The new state law mandating optical scan voting requires counties to dispose of most of their touch screen units, in exchange for state money to buy replacement optical scanners. Any proceeds from the sale of the old units will be given to counties that still owe money on them.
Hillsborough spent $12-million for 3,100 touch screens in 2001. Supervisor of Elections Buddy Johnson said he plans to return fewer than 400 to the state and keep the rest.
"Our position here is, given the transitional volatility of elections, we're going to hold onto what we have," Johnson said. "They still work fine."
Pinellas County paid $3,150 for each of its touch screens, for a total of about $14-million.
The units sit in a Largo warehouse, their final resting place still unknown.
"I don't know why we couldn't just keep them," Supervisor of Elections Deb Clark said. "We just made our last payment on them not too long ago."
Browning said the law is clear, that counties can keep only enough touch screens to serve blind and visually impaired voters. If they want state money for new equipment, Browning said, they must return most of the units.
One possible fate for the touch screens is to be cannibalized, like an old pickup truck, with the parts sold to recyclers.
Browning said he has had three serious inquiries from possible buyers of touch screen units.
BAE Systems, a major defense contractor, inquired about them last month.
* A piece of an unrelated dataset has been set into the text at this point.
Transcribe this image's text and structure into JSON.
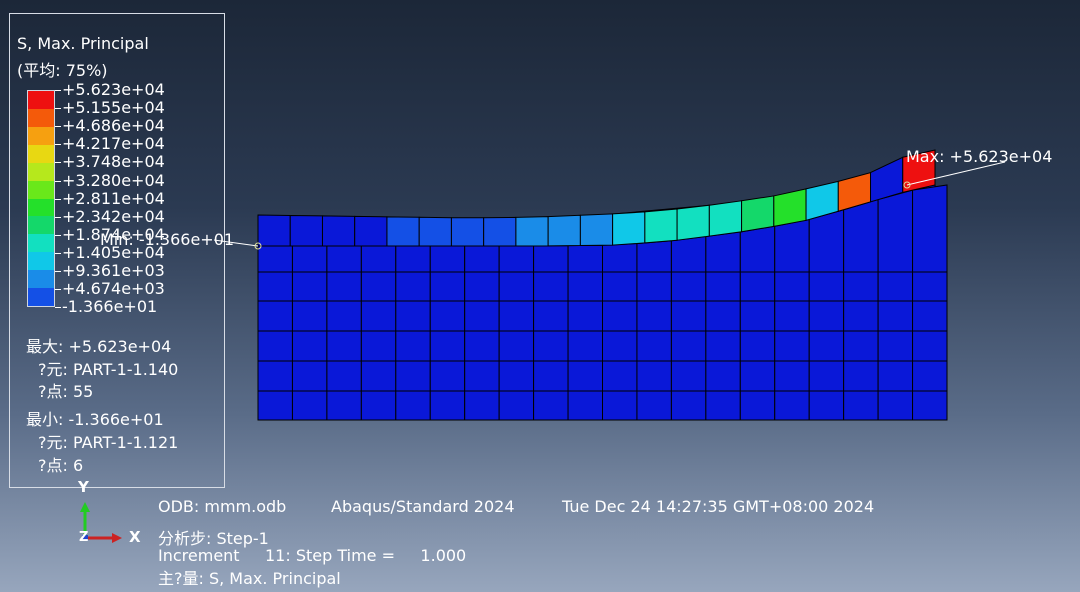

A Veterans Administration hospital in Miami asked about converting them into "learning kiosks" for VA patients.
But to add insult to injury, Sequoia Voting Systems offered to take its AVC Edge 1 units off the state's hands for $1 a unit.
Sequoia's customers in Florida include Pinellas and Hillsborough.
"The parts that could be salvaged are not worth the price of the labor required to open the units and remove them," Sequoia vice president Phil Foster told Browning. "We do not have any expectation of being able to resell these units to another jurisdiction within the U.S. or another country."
But a dollar a unit?
No way, Browning said.
"I think we would be better served even if we were to recycle those machines," Browning said. I think they're worth more than a dollar."